|Maker||Gas Engine Power Co. and Charles Seabury|
|Used||Little Tupper Lake|
Glass cabin launch built as a tender for a steam yacht by the Gas Engine and Power Company, Charles L Seabury, & Co, Consolidated. Transom-sterned with outboard rudder. Present engine (8 cyl. Universal) is not original. Propeller shaft has been cut off and prop detached from boat. Has driver's compartment forward of the engine compartment, glass cabin aft of that, with an open cockpit originally protected by an awning (now missing) aft of that. Seats all around inside with upholstered cushions. Aftermost seat back has WHILEAWAY (name of the tender on the mother ship) painted on it in gold letters.
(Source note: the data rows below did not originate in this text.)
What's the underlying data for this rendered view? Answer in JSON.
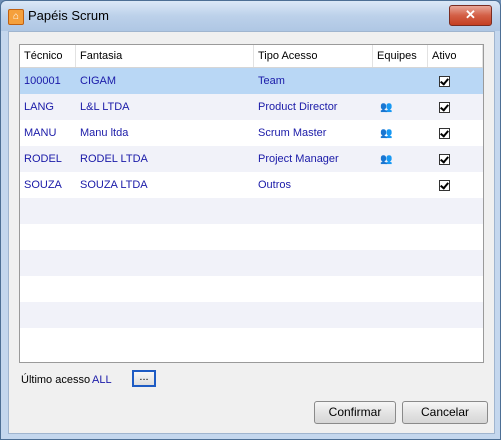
{
  "window": {
    "title": "Papéis Scrum",
    "close_glyph": "✕",
    "icon": "app-icon"
  },
  "grid": {
    "columns": [
      "Técnico",
      "Fantasia",
      "Tipo Acesso",
      "Equipes",
      "Ativo"
    ],
    "rows": [
      {
        "tecnico": "100001",
        "fantasia": "CIGAM",
        "tipo": "Team",
        "equipes": false,
        "ativo": true,
        "selected": true
      },
      {
        "tecnico": "LANG",
        "fantasia": "L&L LTDA",
        "tipo": "Product Director",
        "equipes": true,
        "ativo": true
      },
      {
        "tecnico": "MANU",
        "fantasia": "Manu ltda",
        "tipo": "Scrum Master",
        "equipes": true,
        "ativo": true
      },
      {
        "tecnico": "RODEL",
        "fantasia": "RODEL LTDA",
        "tipo": "Project Manager",
        "equipes": true,
        "ativo": true
      },
      {
        "tecnico": "SOUZA",
        "fantasia": "SOUZA LTDA",
        "tipo": "Outros",
        "equipes": false,
        "ativo": true
      }
    ]
  },
  "footer": {
    "last_access_label": "Último acesso",
    "last_access_value": "ALL",
    "ellipsis_label": "..."
  },
  "buttons": {
    "confirm": "Confirmar",
    "cancel": "Cancelar"
  },
  "colors": {
    "selected_row": "#b9d7f5",
    "link_text": "#1a1aa8"
  }
}
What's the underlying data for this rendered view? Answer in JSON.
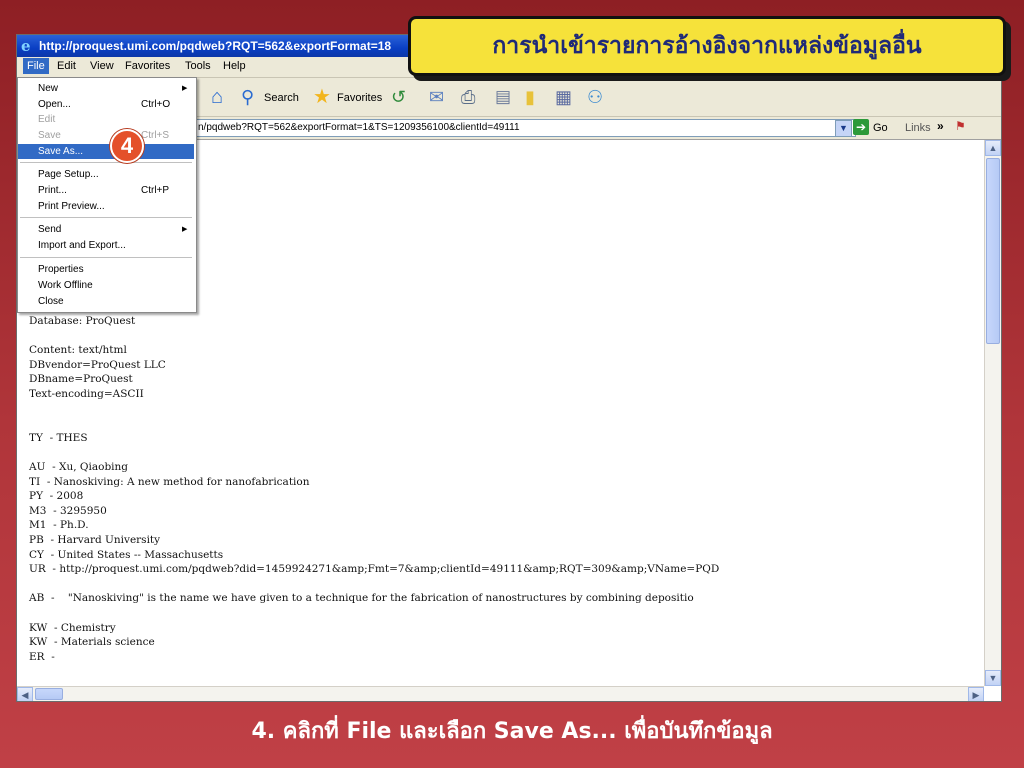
{
  "slide": {
    "heading": "การนำเข้ารายการอ้างอิงจากแหล่งข้อมูลอื่น",
    "caption": "4. คลิกที่ File และเลือก Save As... เพื่อบันทึกข้อมูล",
    "step_number": "4",
    "colors": {
      "background": "#a32a2e",
      "heading_bg": "#f6e23a",
      "heading_text": "#1f2a78",
      "badge": "#e4502a"
    }
  },
  "browser": {
    "title": "http://proquest.umi.com/pqdweb?RQT=562&exportFormat=18",
    "menu": [
      "File",
      "Edit",
      "View",
      "Favorites",
      "Tools",
      "Help"
    ],
    "toolbar": {
      "search_label": "Search",
      "favorites_label": "Favorites"
    },
    "address": {
      "value": "n/pqdweb?RQT=562&exportFormat=1&TS=1209356100&clientId=49111",
      "go_label": "Go",
      "links_label": "Links"
    }
  },
  "file_menu": [
    {
      "label": "New",
      "shortcut": "",
      "submenu": true,
      "disabled": false,
      "highlighted": false
    },
    {
      "label": "Open...",
      "shortcut": "Ctrl+O",
      "submenu": false,
      "disabled": false,
      "highlighted": false
    },
    {
      "label": "Edit",
      "shortcut": "",
      "submenu": false,
      "disabled": true,
      "highlighted": false
    },
    {
      "label": "Save",
      "shortcut": "Ctrl+S",
      "submenu": false,
      "disabled": true,
      "highlighted": false
    },
    {
      "label": "Save As...",
      "shortcut": "",
      "submenu": false,
      "disabled": false,
      "highlighted": true
    },
    {
      "label": "Page Setup...",
      "shortcut": "",
      "submenu": false,
      "disabled": false,
      "highlighted": false
    },
    {
      "label": "Print...",
      "shortcut": "Ctrl+P",
      "submenu": false,
      "disabled": false,
      "highlighted": false
    },
    {
      "label": "Print Preview...",
      "shortcut": "",
      "submenu": false,
      "disabled": false,
      "highlighted": false
    },
    {
      "label": "Send",
      "shortcut": "",
      "submenu": true,
      "disabled": false,
      "highlighted": false
    },
    {
      "label": "Import and Export...",
      "shortcut": "",
      "submenu": false,
      "disabled": false,
      "highlighted": false
    },
    {
      "label": "Properties",
      "shortcut": "",
      "submenu": false,
      "disabled": false,
      "highlighted": false
    },
    {
      "label": "Work Offline",
      "shortcut": "",
      "submenu": false,
      "disabled": false,
      "highlighted": false
    },
    {
      "label": "Close",
      "shortcut": "",
      "submenu": false,
      "disabled": false,
      "highlighted": false
    }
  ],
  "content_lines": [
    "Database: ProQuest",
    "",
    "Content: text/html",
    "DBvendor=ProQuest LLC",
    "DBname=ProQuest",
    "Text-encoding=ASCII",
    "",
    "",
    "TY  - THES",
    "",
    "AU  - Xu, Qiaobing",
    "TI  - Nanoskiving: A new method for nanofabrication",
    "PY  - 2008",
    "M3  - 3295950",
    "M1  - Ph.D.",
    "PB  - Harvard University",
    "CY  - United States -- Massachusetts",
    "UR  - http://proquest.umi.com/pqdweb?did=1459924271&amp;Fmt=7&amp;clientId=49111&amp;RQT=309&amp;VName=PQD",
    "",
    "AB  -    \"Nanoskiving\" is the name we have given to a technique for the fabrication of nanostructures by combining depositio",
    "",
    "KW  - Chemistry",
    "KW  - Materials science",
    "ER  -"
  ]
}
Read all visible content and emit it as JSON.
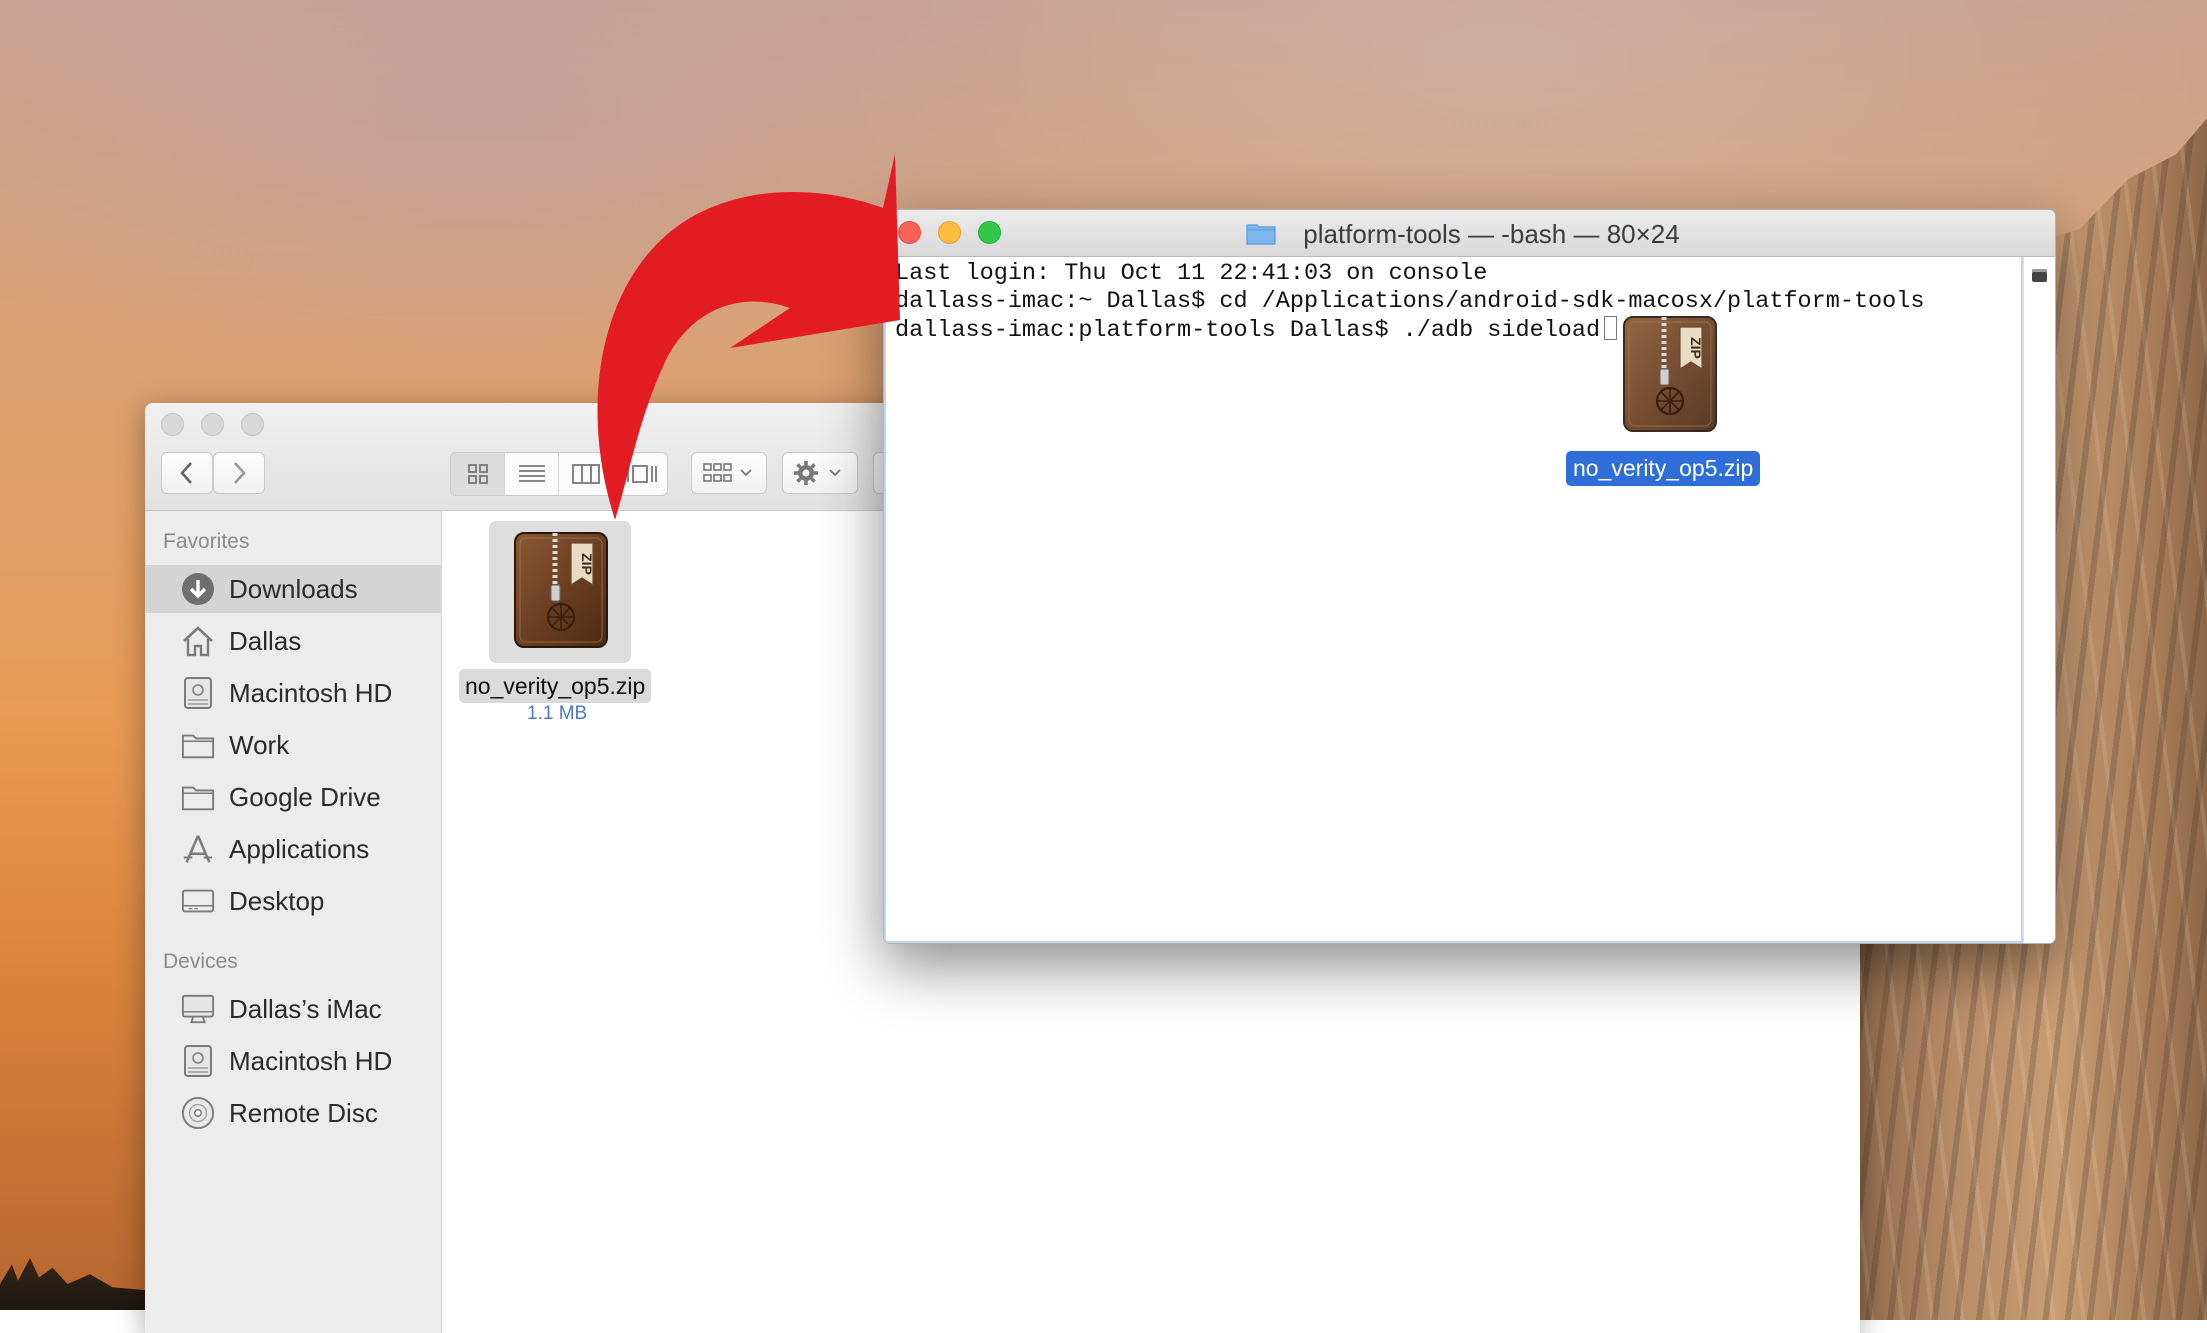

L: 28'B: 6'3"Wt: 3500 lbs*
In 1915 the millionaire socialite Harry Payne Whitney and his teenaged son Cornelius Vanderbilt Whitney watched their new 177-foot steam yacht WHILEAWAY slide down the ways at the Cramp shipbuilding yard in Philadelphia. The hull was steel and rather like a houseboat in style, with plate-glass windows instead of portholes, and light, airy staterooms. Soon to hang from her davits was what the builders called a wooden "Coupe Yacht Tender," hull #2443, built by the New York firm which had made its name in naphtha launches. The tender had the same name as her mother ship. She was powered by a 40-horsepower Speedway gasoline engine which could drive her about sixteen miles per hour. About 1925 The Consolidated Shipbuilding Company (the same firm that had built the original boat with a shortened name) built a larger and faster coupe yacht tender for Mr. Whitney, and the smaller Whileaway was sent up to his Adirondack estate.
The tender WHILEAWAY has survived in remarkably untouched shape. It is not hard to imagine C.V. Whitney cruising around Little Tupper Lake, sitting comfortably in the glass-enclosed owner's cockpit with its varnished mahogany wainscoting, leather cushions, and cut and frosted glass electric lights. He could signal to the skipper in his unprotected forward cockpit, by means of an electric bell. He and his guests sitting aft, on the bench seat with "Whileaway" painted on the backrest, were protected from the Adirondack weather by an awning.
WHILEAWAY's hull below the waterline has been sheathed in a rubberized cloth, probably in the 1950s. Her original power plant has been replaced with an 8-cylinder Universal engine. The historic photograph shows H.P. Whitney and his party visiting the yacht VANITIE from the tender WHILEAWAY. The photo is courtesy of the Mariners Museum, Newport News, Virginia.
|Notes||28'4" X 76"|
|Dimensions||W-6.333 L-28.3 feet|
|Other number||cat 173|